### Activity
Your answer must consist of every line from the data below that includes the word "comment".

### Material shown
========================
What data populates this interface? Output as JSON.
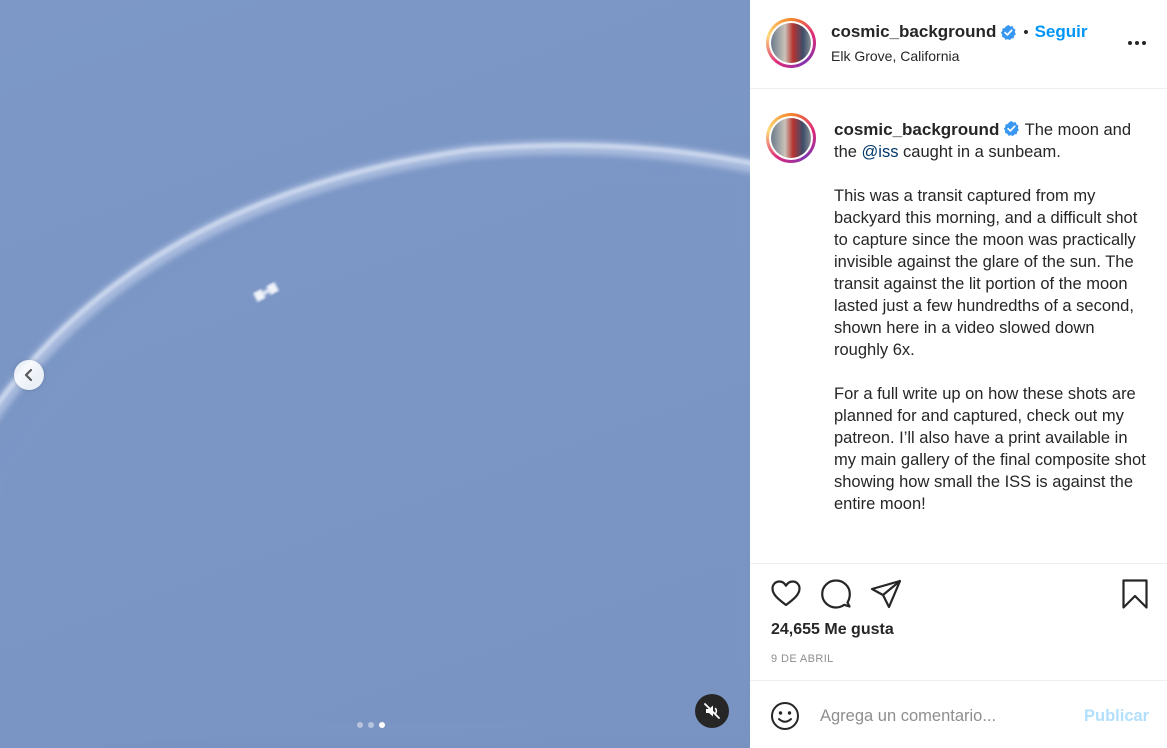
{
  "post": {
    "username": "cosmic_background",
    "location": "Elk Grove, California",
    "follow_label": "Seguir",
    "bullet": "•",
    "caption_lead": "The moon and the ",
    "caption_mention": "@iss",
    "caption_tail": " caught in a sunbeam.",
    "caption_p2": "This was a transit captured from my backyard this morning, and a difficult shot to capture since the moon was practically invisible against the glare of the sun. The transit against the lit portion of the moon lasted just a few hundredths of a second, shown here in a video slowed down roughly 6x.",
    "caption_p3": "For a full write up on how these shots are planned for and captured, check out my patreon. I’ll also have a print available in my main gallery of the final composite shot showing how small the ISS is against the entire moon!",
    "likes": "24,655 Me gusta",
    "date": "9 DE ABRIL"
  },
  "comment": {
    "placeholder": "Agrega un comentario...",
    "publish_label": "Publicar"
  },
  "carousel": {
    "total": 3,
    "active_index": 2
  },
  "icons": {
    "verified": "verified-badge-icon",
    "more": "more-options-icon",
    "like": "heart-icon",
    "comment": "comment-bubble-icon",
    "share": "paper-plane-icon",
    "save": "bookmark-icon",
    "emoji": "emoji-smile-icon",
    "mute": "speaker-muted-icon",
    "prev": "chevron-left-icon"
  },
  "colors": {
    "accent": "#0095f6",
    "publish_disabled": "#b2dffc",
    "verified": "#3897f0",
    "sky": "#7a95c4"
  }
}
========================
### Task solution
  "comment": {
    "comment": "comment-bubble-icon",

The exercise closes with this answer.